_Input data_:
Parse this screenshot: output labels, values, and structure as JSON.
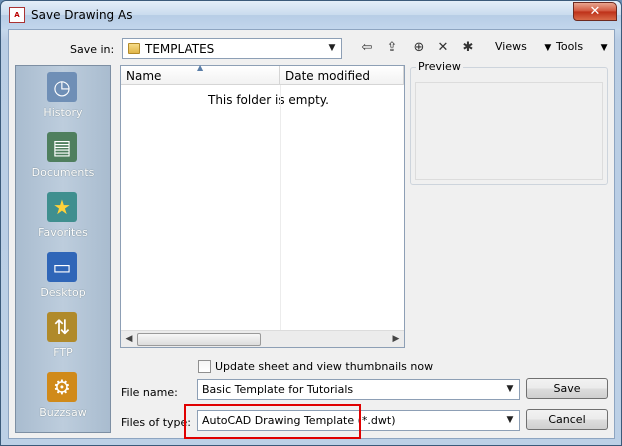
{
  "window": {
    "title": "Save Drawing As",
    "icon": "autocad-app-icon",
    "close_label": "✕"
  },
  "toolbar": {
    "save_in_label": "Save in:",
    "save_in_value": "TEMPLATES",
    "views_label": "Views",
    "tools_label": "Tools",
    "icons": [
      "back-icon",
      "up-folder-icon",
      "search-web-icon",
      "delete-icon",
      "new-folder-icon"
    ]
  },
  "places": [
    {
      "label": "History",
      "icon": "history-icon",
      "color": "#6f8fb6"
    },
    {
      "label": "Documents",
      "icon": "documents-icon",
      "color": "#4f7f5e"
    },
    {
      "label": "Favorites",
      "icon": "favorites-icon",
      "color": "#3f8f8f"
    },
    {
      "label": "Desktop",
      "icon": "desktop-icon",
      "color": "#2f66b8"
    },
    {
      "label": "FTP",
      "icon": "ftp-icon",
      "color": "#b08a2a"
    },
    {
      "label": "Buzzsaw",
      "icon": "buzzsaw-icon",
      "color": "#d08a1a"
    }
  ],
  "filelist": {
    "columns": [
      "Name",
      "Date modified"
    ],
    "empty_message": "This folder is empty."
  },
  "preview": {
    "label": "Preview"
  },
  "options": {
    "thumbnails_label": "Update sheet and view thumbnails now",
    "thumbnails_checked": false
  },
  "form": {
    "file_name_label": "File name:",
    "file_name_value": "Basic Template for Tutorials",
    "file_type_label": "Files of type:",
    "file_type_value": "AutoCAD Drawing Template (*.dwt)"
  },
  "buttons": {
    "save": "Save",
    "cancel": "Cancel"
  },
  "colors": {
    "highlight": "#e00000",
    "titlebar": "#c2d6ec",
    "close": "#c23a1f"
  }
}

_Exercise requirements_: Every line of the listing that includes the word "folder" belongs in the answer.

_Solution for this problem_:
      "up-folder-icon",
      "new-folder-icon"
    "empty_message": "This folder is empty."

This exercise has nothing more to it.